◆ TASK GOAL: For this listing, report how many lines contain the string "Catalog", using only a number.

◆ RECORDS FOR THE EXERCISE:
━━━━━━━━━━━━━━━━━━━━
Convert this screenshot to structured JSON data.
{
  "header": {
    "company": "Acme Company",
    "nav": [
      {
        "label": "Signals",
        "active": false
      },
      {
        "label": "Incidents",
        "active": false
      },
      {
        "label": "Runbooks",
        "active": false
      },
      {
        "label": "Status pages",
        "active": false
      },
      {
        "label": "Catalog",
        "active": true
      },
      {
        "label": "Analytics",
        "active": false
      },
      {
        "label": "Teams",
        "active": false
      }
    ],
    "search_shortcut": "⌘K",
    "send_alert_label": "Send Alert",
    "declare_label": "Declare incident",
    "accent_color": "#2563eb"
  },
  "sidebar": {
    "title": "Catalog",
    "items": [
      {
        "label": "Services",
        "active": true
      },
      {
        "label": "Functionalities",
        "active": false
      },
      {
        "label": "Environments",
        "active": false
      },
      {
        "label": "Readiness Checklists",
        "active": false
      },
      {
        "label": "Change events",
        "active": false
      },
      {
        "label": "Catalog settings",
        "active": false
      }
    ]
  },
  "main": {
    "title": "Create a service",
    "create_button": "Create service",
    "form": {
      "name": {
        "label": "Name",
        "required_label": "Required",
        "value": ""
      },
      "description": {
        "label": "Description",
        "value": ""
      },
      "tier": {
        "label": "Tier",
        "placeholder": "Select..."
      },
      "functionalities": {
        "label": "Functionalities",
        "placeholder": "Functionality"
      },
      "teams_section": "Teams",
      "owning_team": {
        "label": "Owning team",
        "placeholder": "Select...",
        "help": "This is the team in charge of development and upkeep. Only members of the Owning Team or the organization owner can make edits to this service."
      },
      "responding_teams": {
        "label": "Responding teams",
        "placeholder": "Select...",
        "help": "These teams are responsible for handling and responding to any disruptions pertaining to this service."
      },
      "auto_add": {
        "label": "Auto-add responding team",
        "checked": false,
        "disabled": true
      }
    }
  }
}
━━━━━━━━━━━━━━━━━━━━
◆ RESPONSE AREA: 3